Exercise input section start
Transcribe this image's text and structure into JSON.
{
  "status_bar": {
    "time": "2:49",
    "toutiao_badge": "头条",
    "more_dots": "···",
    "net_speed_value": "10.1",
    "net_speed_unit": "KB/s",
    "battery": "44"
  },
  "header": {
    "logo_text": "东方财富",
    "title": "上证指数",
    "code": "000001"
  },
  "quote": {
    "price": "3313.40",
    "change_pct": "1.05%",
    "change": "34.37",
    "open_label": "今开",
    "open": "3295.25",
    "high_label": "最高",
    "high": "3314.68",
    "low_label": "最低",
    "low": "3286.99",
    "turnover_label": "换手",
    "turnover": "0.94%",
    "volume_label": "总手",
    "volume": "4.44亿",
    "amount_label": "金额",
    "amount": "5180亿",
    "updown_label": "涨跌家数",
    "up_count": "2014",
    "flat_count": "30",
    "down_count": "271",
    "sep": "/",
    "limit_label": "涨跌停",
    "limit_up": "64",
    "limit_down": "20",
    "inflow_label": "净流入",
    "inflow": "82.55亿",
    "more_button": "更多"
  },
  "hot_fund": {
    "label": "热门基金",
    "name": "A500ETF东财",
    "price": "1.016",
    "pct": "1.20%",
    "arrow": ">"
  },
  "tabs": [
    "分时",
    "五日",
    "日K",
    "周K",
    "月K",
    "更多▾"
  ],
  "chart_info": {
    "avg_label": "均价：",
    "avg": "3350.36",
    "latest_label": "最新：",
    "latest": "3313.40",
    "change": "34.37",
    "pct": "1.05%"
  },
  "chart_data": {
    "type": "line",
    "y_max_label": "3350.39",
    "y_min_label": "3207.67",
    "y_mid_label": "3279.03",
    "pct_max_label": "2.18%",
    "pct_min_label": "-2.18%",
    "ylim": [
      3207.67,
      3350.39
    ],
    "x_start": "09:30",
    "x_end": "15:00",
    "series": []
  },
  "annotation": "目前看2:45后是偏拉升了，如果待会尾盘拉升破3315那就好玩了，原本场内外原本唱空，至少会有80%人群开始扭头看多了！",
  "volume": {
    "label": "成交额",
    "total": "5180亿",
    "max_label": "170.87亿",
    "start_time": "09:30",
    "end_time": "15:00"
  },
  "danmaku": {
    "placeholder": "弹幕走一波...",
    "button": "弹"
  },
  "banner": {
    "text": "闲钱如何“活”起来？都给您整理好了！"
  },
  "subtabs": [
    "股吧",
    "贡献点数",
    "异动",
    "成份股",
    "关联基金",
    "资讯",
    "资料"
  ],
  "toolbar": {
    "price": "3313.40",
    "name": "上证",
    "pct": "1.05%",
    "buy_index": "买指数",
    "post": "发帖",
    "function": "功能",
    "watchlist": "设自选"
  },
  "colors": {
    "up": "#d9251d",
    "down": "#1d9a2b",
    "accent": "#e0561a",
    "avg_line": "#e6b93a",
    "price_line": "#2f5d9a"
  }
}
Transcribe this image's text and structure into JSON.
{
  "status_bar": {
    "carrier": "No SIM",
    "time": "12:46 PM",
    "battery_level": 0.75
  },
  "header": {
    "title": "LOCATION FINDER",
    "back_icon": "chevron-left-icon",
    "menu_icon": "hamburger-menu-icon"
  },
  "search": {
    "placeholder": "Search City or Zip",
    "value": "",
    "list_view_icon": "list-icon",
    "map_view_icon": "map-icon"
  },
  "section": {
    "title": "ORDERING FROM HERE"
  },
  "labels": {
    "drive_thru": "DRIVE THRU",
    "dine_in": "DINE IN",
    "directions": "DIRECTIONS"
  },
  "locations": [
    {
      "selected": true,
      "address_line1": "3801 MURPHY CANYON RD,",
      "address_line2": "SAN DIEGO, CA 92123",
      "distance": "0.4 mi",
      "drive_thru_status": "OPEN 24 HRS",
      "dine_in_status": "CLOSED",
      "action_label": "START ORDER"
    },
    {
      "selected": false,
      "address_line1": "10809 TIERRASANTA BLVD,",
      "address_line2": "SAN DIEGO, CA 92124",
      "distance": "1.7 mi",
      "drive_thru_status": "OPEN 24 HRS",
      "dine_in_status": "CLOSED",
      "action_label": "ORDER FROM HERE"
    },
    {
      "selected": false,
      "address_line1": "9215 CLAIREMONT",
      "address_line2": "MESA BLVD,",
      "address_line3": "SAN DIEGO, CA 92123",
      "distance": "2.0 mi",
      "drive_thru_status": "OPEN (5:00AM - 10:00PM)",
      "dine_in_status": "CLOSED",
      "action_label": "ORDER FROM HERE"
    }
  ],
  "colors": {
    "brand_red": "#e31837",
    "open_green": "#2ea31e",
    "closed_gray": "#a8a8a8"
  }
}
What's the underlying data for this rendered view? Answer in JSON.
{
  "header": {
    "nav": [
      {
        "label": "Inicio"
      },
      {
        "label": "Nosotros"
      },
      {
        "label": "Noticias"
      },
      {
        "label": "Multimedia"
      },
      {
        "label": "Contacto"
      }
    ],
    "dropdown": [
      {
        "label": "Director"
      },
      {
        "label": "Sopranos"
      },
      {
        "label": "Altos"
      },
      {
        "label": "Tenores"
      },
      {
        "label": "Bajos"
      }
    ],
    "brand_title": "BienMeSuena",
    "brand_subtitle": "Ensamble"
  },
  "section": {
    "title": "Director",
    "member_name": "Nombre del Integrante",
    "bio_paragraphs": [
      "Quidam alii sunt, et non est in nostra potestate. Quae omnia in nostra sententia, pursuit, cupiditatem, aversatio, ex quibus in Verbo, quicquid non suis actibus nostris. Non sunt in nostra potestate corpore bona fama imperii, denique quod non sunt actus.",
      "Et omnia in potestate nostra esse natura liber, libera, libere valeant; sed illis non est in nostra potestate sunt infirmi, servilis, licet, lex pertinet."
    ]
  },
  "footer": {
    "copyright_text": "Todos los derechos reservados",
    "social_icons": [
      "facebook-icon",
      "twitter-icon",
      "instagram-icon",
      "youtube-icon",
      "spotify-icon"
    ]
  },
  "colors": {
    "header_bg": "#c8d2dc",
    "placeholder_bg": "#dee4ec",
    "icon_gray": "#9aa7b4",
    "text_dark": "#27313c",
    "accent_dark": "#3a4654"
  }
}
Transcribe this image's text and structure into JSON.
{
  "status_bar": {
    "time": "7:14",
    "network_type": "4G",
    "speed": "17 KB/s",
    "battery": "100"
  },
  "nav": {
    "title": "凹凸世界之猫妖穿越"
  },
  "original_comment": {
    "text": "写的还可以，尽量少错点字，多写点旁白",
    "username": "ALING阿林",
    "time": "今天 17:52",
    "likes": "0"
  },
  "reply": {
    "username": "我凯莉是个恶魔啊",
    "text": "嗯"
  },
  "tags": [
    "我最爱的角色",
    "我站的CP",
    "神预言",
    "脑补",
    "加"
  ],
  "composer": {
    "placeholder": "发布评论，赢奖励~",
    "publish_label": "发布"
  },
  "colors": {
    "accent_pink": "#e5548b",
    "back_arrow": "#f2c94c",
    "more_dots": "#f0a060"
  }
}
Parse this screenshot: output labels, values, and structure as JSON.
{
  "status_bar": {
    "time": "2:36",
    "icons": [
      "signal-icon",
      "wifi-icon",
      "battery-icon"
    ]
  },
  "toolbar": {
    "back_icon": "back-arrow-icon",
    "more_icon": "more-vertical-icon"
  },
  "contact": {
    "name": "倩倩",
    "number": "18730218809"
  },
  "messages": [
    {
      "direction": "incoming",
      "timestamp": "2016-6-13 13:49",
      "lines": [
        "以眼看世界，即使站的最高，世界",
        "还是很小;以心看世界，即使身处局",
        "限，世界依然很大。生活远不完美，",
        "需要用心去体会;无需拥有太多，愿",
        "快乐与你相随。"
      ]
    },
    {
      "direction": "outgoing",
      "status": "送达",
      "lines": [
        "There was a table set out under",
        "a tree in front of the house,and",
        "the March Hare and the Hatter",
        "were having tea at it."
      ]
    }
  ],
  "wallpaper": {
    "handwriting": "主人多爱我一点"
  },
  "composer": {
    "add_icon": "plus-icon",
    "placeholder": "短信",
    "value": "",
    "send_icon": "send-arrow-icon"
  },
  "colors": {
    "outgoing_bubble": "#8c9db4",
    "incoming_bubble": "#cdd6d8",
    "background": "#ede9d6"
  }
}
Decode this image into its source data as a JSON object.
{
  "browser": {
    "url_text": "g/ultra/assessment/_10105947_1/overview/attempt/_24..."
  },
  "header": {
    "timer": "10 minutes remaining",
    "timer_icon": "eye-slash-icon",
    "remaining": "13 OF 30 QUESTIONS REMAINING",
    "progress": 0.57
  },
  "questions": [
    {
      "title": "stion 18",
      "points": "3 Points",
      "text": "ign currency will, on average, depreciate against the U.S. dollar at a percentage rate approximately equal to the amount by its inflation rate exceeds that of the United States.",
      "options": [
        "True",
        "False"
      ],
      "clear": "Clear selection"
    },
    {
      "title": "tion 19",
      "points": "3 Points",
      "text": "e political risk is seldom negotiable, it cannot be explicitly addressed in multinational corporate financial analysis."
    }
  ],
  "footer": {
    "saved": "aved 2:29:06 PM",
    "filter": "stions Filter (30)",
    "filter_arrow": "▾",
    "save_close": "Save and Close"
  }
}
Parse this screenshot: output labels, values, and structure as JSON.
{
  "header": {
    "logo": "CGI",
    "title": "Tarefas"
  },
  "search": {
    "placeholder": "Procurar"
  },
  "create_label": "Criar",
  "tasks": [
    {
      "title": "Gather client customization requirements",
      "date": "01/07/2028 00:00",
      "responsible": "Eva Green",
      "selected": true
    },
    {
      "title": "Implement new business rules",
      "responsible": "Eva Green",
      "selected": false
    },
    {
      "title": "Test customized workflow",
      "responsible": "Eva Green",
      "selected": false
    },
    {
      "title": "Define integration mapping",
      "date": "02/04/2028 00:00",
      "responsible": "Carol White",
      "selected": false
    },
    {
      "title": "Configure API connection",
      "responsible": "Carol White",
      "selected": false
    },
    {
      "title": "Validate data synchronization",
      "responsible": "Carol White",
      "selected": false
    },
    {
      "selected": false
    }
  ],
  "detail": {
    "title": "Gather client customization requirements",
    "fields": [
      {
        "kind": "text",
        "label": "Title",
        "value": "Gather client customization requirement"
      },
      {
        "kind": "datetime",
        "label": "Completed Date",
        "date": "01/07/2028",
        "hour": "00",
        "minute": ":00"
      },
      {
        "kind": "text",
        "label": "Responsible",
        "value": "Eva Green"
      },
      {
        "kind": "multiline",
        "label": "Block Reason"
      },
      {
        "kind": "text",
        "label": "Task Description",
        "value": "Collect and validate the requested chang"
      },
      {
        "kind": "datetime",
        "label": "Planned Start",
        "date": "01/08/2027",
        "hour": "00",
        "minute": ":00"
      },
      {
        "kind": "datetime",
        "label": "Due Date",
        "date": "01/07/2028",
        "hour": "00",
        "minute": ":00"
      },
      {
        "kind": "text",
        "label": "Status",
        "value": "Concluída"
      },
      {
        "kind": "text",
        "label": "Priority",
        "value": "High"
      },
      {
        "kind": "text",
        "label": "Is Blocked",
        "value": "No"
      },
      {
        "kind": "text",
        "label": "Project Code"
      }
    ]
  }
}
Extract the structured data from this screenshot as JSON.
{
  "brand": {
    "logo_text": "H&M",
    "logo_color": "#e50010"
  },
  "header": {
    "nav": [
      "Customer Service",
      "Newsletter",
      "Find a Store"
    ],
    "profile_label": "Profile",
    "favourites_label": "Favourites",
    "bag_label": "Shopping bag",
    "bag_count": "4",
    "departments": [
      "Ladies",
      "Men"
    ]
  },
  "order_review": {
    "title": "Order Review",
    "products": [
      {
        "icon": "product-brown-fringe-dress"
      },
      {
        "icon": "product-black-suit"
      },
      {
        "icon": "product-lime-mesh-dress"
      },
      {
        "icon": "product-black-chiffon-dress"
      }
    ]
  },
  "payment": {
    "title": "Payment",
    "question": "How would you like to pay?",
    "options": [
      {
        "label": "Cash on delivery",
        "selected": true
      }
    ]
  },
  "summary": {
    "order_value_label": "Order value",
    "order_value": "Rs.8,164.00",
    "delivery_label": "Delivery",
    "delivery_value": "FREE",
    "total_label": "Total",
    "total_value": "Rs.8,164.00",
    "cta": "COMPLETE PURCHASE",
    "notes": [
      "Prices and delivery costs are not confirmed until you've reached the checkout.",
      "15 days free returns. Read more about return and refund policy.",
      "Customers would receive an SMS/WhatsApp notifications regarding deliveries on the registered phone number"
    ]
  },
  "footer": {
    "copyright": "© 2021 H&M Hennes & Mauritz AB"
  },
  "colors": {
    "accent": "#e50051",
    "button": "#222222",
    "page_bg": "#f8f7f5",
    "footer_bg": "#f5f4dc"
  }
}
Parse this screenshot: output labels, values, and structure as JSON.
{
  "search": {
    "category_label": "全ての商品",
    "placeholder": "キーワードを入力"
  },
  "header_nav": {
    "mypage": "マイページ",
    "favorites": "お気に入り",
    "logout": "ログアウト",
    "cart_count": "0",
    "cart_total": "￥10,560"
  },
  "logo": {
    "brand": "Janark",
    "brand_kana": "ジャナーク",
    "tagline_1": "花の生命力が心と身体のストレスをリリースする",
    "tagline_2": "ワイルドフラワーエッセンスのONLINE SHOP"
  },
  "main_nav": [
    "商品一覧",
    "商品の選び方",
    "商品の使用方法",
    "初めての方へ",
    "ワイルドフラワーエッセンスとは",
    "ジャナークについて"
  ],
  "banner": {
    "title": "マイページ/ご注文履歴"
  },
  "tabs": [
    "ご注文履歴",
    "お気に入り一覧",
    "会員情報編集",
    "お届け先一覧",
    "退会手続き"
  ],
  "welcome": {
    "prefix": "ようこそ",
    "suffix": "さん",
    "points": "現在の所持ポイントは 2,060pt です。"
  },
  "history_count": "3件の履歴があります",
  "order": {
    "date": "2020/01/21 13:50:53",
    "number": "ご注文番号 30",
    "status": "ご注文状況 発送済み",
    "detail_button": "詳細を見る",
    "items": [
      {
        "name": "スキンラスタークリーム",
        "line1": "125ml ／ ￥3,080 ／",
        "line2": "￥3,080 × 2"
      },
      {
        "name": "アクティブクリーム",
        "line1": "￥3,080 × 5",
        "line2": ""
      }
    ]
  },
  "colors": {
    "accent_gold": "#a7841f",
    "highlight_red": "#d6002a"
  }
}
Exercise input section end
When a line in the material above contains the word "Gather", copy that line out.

→ Completed task:
      "title": "Gather client customization requirements",
    "title": "Gather client customization requirements",
        "value": "Gather client customization requirement"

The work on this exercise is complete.